By TREVOR HOGG
Images courtesy of Netflix.
When Italian writer Carlo Collodi published the novel The Adventures of Pinocchio in 1883 about a wooden marionette who desires to become a real boy, the movie industry did not exist. The story has taken a life of its own on the big screen with the most famous being the 1940 Disney animated classic, but this did not deter filmmaker Guillermo del Toro (The Shape of Water) to put forth his own version of the fairy tale utilizing stop-motion animation, and partnering with co-director Mark Gustafson (The PJs) and Netflix. “The biggest challenge is that it took almost two decades to get this made,” del Toro notes. “It was a completely new approach to the material that made the pilgrimage through the world of financing and logistics difficult.”
In Guillermo del Toro’s Pinocchio, the title character does not transform into flesh and blood. “That was clear to me from the start,” del Toro explains. “In a way, it’s about subverting and finding new meaning on the themes of Pinocchio.

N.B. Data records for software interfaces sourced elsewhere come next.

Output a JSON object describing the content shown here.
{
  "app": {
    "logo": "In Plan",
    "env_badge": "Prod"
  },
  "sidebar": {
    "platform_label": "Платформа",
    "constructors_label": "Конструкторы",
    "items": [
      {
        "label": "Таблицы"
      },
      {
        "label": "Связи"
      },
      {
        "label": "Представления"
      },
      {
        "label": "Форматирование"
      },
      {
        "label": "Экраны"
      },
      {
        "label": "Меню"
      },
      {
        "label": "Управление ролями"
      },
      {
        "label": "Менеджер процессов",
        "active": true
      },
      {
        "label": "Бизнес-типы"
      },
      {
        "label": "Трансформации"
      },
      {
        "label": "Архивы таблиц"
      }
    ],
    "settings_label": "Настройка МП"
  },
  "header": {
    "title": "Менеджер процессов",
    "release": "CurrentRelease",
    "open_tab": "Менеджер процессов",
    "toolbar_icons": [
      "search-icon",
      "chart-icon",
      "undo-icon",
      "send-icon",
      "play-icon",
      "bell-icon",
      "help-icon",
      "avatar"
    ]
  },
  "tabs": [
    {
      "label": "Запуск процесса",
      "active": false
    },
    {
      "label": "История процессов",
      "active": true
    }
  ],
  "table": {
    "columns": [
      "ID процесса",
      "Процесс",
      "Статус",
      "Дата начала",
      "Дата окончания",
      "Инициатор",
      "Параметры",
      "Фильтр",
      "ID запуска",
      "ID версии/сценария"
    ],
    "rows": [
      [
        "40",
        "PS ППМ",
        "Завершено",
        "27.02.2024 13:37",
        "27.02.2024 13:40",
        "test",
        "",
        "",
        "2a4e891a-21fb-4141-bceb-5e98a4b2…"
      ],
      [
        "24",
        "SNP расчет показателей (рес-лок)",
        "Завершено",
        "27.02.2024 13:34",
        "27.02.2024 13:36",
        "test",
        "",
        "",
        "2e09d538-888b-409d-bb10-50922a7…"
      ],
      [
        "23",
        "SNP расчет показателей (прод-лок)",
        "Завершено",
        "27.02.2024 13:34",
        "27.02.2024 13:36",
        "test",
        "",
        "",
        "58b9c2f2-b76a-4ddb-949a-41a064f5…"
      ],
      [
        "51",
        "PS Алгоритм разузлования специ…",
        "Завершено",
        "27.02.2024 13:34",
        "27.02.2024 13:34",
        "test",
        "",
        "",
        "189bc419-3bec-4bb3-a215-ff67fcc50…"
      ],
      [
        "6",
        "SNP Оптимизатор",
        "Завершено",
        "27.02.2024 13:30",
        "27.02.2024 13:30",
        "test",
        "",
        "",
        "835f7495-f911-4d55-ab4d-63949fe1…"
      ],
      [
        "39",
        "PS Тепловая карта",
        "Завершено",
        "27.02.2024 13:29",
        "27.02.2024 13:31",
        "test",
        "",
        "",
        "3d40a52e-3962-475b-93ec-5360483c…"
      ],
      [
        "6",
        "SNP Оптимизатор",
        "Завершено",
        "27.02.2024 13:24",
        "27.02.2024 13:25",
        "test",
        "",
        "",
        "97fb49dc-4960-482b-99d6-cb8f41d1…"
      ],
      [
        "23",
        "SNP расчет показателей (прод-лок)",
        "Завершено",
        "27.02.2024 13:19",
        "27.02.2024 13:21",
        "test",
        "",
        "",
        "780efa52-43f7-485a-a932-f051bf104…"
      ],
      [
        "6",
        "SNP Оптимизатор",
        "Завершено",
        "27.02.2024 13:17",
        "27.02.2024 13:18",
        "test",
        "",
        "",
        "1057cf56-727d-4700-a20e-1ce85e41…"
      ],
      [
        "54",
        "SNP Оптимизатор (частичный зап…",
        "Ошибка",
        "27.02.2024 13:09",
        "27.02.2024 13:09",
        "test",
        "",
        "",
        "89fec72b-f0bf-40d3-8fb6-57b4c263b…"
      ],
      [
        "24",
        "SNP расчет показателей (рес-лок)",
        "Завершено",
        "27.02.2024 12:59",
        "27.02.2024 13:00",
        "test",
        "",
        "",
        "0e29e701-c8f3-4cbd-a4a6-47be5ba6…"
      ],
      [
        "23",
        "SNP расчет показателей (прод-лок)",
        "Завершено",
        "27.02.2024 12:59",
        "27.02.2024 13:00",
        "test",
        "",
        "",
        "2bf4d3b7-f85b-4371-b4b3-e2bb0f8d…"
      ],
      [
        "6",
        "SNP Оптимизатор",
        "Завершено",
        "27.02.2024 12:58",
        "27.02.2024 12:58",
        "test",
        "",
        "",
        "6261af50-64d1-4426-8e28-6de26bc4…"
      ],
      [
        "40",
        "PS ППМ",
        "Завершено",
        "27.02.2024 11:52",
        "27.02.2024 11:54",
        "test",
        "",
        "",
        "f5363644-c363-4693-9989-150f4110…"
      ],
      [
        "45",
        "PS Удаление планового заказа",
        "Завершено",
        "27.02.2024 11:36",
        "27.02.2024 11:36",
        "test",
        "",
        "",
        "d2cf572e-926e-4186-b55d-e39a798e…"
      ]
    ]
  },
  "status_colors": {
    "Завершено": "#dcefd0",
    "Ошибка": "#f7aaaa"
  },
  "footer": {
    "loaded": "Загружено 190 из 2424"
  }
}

One is that disobedience is actually the beginning of thought and conscience, which goes against the idea that a good boy is a boy who obeys. The second one is the idea that you don’t have to transform yourself to be loved. You can be loved for exactly who you are.”

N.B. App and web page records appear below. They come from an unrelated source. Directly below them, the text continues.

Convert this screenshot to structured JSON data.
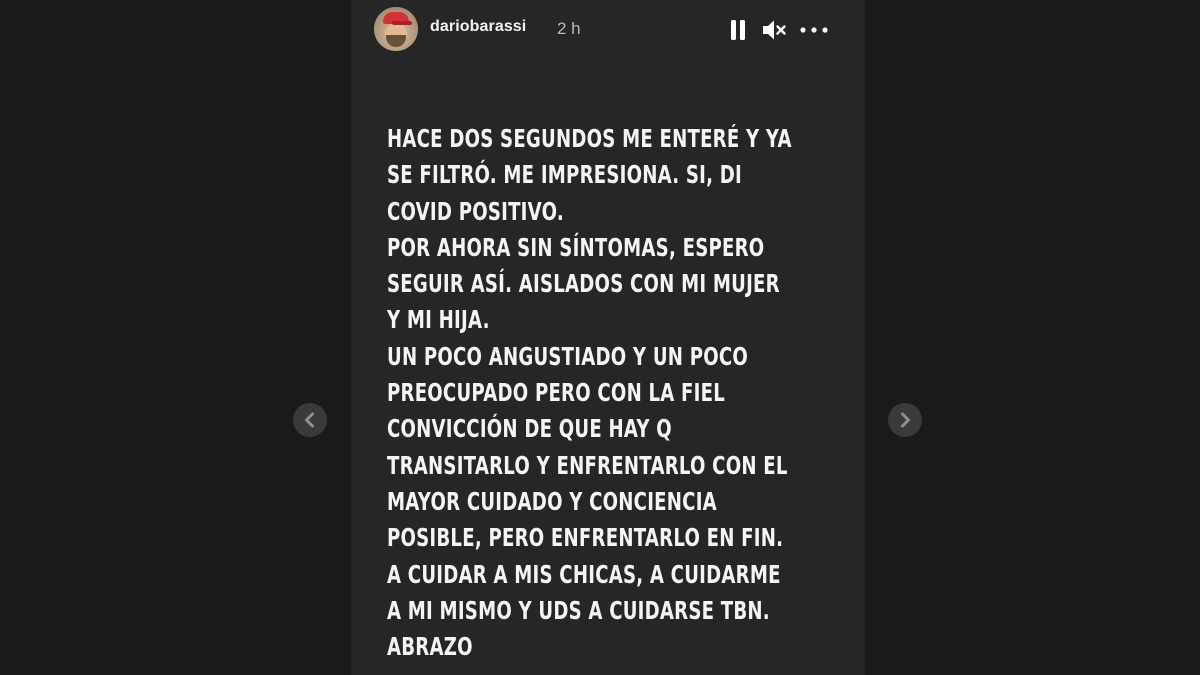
{
  "story": {
    "username": "dariobarassi",
    "timestamp": "2 h",
    "lines": [
      "HACE DOS SEGUNDOS ME ENTERÉ Y YA",
      "SE FILTRÓ. ME IMPRESIONA. SI, DI",
      "COVID POSITIVO.",
      "POR AHORA SIN SÍNTOMAS, ESPERO",
      "SEGUIR ASÍ. AISLADOS CON MI MUJER",
      "Y MI HIJA.",
      "UN POCO ANGUSTIADO Y UN POCO",
      "PREOCUPADO PERO CON LA FIEL",
      "CONVICCIÓN DE QUE HAY Q",
      "TRANSITARLO Y ENFRENTARLO CON EL",
      "MAYOR CUIDADO Y CONCIENCIA",
      "POSIBLE, PERO ENFRENTARLO EN FIN.",
      "A CUIDAR A MIS CHICAS, A CUIDARME",
      "A MI MISMO Y UDS A CUIDARSE TBN.",
      "ABRAZO"
    ]
  },
  "controls": {
    "pause_icon": "pause-icon",
    "mute_icon": "speaker-muted-icon",
    "more_icon": "more-horizontal-icon"
  },
  "navigation": {
    "prev_icon": "chevron-left-icon",
    "next_icon": "chevron-right-icon"
  },
  "colors": {
    "page_background": "#1a1a1a",
    "story_background": "#262626",
    "text": "#f4f4f4",
    "timestamp": "#b8b8b8",
    "nav_button": "#3a3a3a"
  }
}
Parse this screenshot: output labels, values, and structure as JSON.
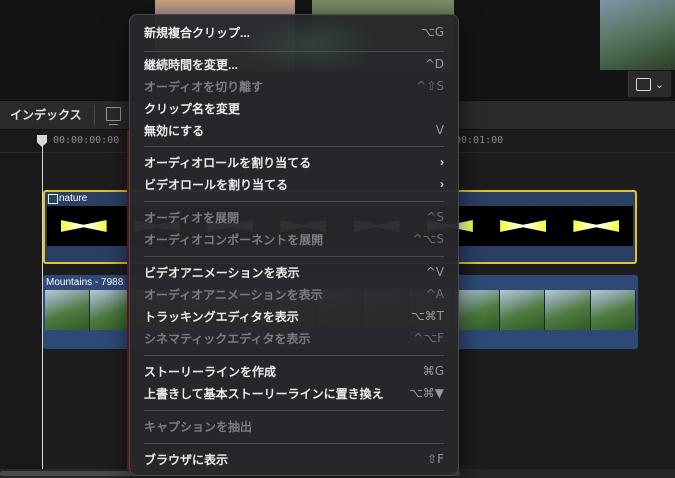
{
  "toolbar": {
    "index_label": "インデックス"
  },
  "timeline": {
    "timecode_left": "00:00:00:00",
    "timecode_right": "00:01:00",
    "clips": [
      {
        "name": "nature"
      },
      {
        "name": "Mountains - 7988"
      }
    ],
    "nature_marker": "~"
  },
  "menu": {
    "items": [
      {
        "label": "新規複合クリップ...",
        "shortcut": "⌥G",
        "disabled": false
      },
      {
        "label": "継続時間を変更...",
        "shortcut": "^D",
        "disabled": false
      },
      {
        "label": "オーディオを切り離す",
        "shortcut": "^⇧S",
        "disabled": true
      },
      {
        "label": "クリップ名を変更",
        "shortcut": "",
        "disabled": false
      },
      {
        "label": "無効にする",
        "shortcut": "V",
        "disabled": false
      },
      {
        "label": "オーディオロールを割り当てる",
        "shortcut": "",
        "submenu": true,
        "disabled": false
      },
      {
        "label": "ビデオロールを割り当てる",
        "shortcut": "",
        "submenu": true,
        "disabled": false
      },
      {
        "label": "オーディオを展開",
        "shortcut": "^S",
        "disabled": true
      },
      {
        "label": "オーディオコンポーネントを展開",
        "shortcut": "^⌥S",
        "disabled": true
      },
      {
        "label": "ビデオアニメーションを表示",
        "shortcut": "^V",
        "disabled": false
      },
      {
        "label": "オーディオアニメーションを表示",
        "shortcut": "^A",
        "disabled": true
      },
      {
        "label": "トラッキングエディタを表示",
        "shortcut": "⌥⌘T",
        "disabled": false
      },
      {
        "label": "シネマティックエディタを表示",
        "shortcut": "^⌥F",
        "disabled": true
      },
      {
        "label": "ストーリーラインを作成",
        "shortcut": "⌘G",
        "disabled": false
      },
      {
        "label": "上書きして基本ストーリーラインに置き換え",
        "shortcut": "⌥⌘▼",
        "disabled": false
      },
      {
        "label": "キャプションを抽出",
        "shortcut": "",
        "disabled": true
      },
      {
        "label": "ブラウザに表示",
        "shortcut": "⇧F",
        "disabled": false
      }
    ]
  }
}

Character traits influenced the design of the puppets. “There are practical considerations because they do physically exist,”
Gustafson notes. “Some of those limitations can play to your advantage. Pinocchio is a perfect character to do in stop-motion because he is a puppet. There is something simpler about Pinocchio that makes the audience lean in and connect with him. His face isn’t all over the place. We wanted him to be made of wood, and that brings a power once you figure out this language.”